**Data section:**
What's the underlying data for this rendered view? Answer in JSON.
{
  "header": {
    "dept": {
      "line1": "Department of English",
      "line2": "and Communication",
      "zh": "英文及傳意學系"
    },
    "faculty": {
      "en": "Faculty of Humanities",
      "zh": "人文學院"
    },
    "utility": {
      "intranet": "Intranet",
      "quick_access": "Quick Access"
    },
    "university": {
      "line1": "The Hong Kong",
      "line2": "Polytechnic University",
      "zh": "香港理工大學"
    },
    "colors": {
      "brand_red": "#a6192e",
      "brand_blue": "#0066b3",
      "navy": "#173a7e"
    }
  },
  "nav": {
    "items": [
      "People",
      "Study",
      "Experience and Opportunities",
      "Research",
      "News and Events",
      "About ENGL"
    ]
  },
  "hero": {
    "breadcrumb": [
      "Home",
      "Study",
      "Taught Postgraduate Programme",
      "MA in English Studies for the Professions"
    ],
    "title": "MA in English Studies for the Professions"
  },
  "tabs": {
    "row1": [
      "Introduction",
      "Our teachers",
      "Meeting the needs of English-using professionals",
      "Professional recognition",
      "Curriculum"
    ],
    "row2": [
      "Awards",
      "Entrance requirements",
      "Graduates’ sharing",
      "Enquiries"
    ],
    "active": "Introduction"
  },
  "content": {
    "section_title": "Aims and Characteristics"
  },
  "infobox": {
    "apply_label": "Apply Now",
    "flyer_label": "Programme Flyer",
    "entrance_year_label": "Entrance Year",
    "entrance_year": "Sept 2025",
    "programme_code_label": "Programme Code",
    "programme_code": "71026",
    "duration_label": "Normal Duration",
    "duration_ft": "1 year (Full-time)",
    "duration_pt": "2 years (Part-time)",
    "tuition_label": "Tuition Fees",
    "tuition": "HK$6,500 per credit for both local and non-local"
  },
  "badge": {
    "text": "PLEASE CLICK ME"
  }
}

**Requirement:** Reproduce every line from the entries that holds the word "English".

**Answer section:**
      "line1": "Department of English",
      "MA in English Studies for the Professions"
    "title": "MA in English Studies for the Professions"
      "Meeting the needs of English-using professionals",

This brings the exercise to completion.